Star Wars: The Rise of Skywalker: The Visual Dictionary is a 200 page definitive guide to Star Wars: The Rise of Skywalker, revealing the characters, creatures, droids, locations, and technology from the new film.
Packed with information and 500+ images, plus cross-sections of new vehicles, as penned by Star Wars scribe Pablo Hidalgo, it’s a must-have for all fans who want to go beyond the movie experience.
Author: Pablo Hidalgo
Publisher: DK Publishing
Publication date: December 20, 2019
The 22nd entry in DK’s series of Visual Dictionary’s and Guides, covering Canon, Legends and LEGO since 1999 and the release of The Phantom Menace, Star Wars The Rise of Skywalker The Visual Dictionary – much like the film it delves into – marks the end of an era. The final guide Visual Guide to deep-dive into a Skywalker Saga episode, Pablo Hidalgo once again takes us on a trip (and it is a trip) into the galaxy, broadstroking the vast narrative sweep of Rise but zooming into the granular details of characters, worlds, vehicles, equipment and much more besides. There are few, if any, more knowledgeable people to write on the subject, and certainly no one with a closer eye on the production of the film and the people behind it (keen eyes will spot a few nods to production personnel in the names of characters and droids in the book) so it’s fitting that he should complete his own journey in the Skywalker Saga with this release.
Other than being available at a very reasonable price in bookstores across the galaxy and being the last jigsaw in the completists puzzle, why grab this book? It’s well known that late-in-the-day editing decisions mean there’s plenty missing from a book that arrived on the same day the film did in North America. There’s no Emperor Palpatine (the book does refer to him, but only as ‘the late Darth Sidious), but that doesn’t inhibit the book at all. That dramatic opening scroll (THE DEAD SPEAK!) was enough to draw us in, and besides, who wants to know EVERYTHING about a Star Wars film mere weeks after it’s come out? The lifeblood of Star Wars pulses strongly because of a fandom that needs to discuss it, explore it, dream it. This release takes us into the worlds of the film and drops some fascinating knowledge, but it isn’t here to give answers. Rather, it’s here to shine a light on the backdrop of the story, the worlds, vessels and characters of The Rise of Skywalker.
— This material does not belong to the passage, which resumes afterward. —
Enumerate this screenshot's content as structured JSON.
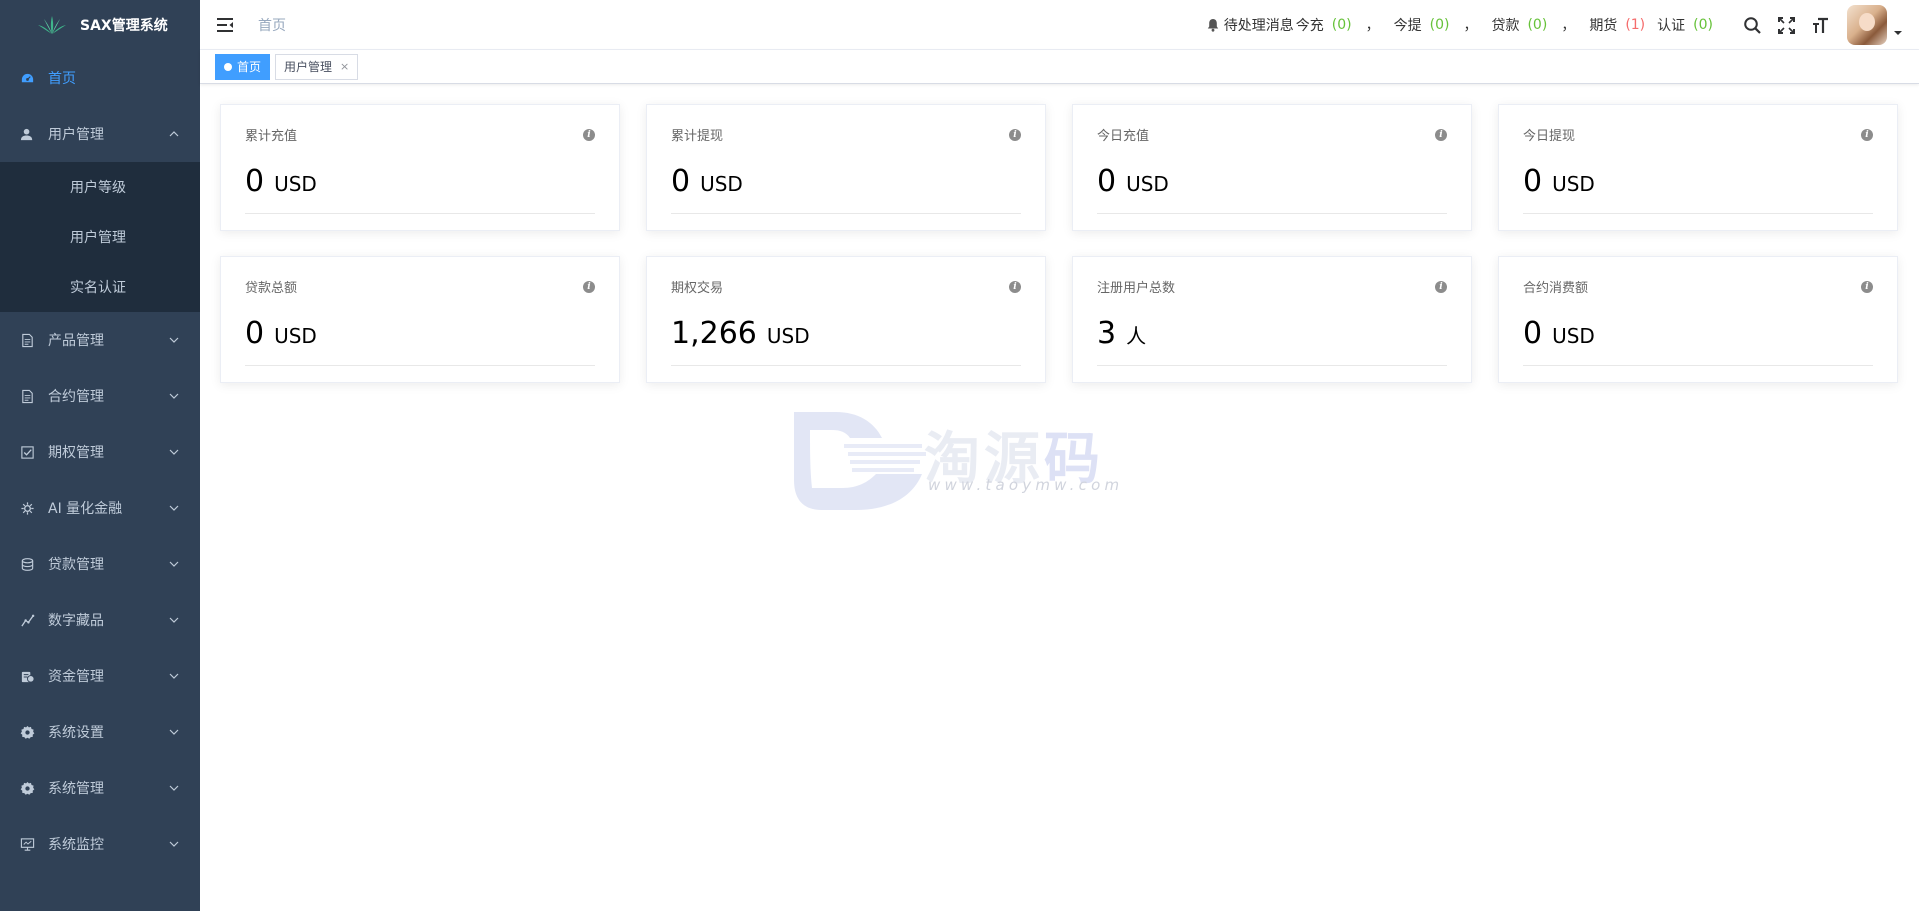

Opening with a timeline that resets the GFFA year zero from the Battle of Yavin to the Starkiller Incident (a decision that appears to hint that there’s a lot more to come in the future after the end of Rise) we’re walked through the story so far in a brief but precise manner covering the first two sequel trilogy entries. The First Order, the Resistance, Rey’s awakening, Takodana, Starkiller Base (yes, it’s Ilum), the Resistance retreat from D’Qar, Ahch-To, Kylo, Snoke’s fall, Crait and then into Episode IX with a map showing a galaxy at war.
We then start the deep diving, looking at Ajan Kloss, Mustafar (a welcome return after Rogue One and most famously Revenge of the Sith) and the new Supreme Leader Kylo Ren and head into First Order territory with Hux and Pryde, a look at the Wayfinder technology, Exegol itself, the Knights of Ren….you get the picture, we’re skipping around the galaxy on the hunt for information about the Festival of the Ancestors, or the inhabitants of Kijimi, the Orbak tribe or the ruins of the Death Star in the oceans of Kef Bir.
As a reference book, like it’s predecessors, it’s essential but also as a Sunday afternoon browse it’s a fascinating read, packed with great information sure to serve you well when you rustle up the nerve to enter a quiz at a future Celebration. We learn that Chewbacca is firmly apolitical, while it was Rose Tico who installed gravimetric compensators which allowed the Falcon to safely jump to lightspeed while suborbital, or that Kijimi has no central government, or most satisfyingly a map of the moons of Endor showing the nine satellites in orbit around the gas giant (and stating that the correct designation of the Forest Moon is IX3244-A, while the gas giant is actually called Tana, not Endor). As always, the book is a treasure trove, with questions long asked now given satisfying answers.
So, once again DK, Lucasfilm and Pablo Hidalgo hit the nail firmly on the head with a book that needs to be sitting on bookshelves across the galaxy. Grab it now, as it will only enhance your knowledge of the film and expand your understanding of the Star Wars galaxy.
- Hardcover Book
- Hidalgo, Pablo (Author)
- English (Publication Language)
- 200 Pages - 12/20/2019 (Publication Date) - DK Children (Publisher)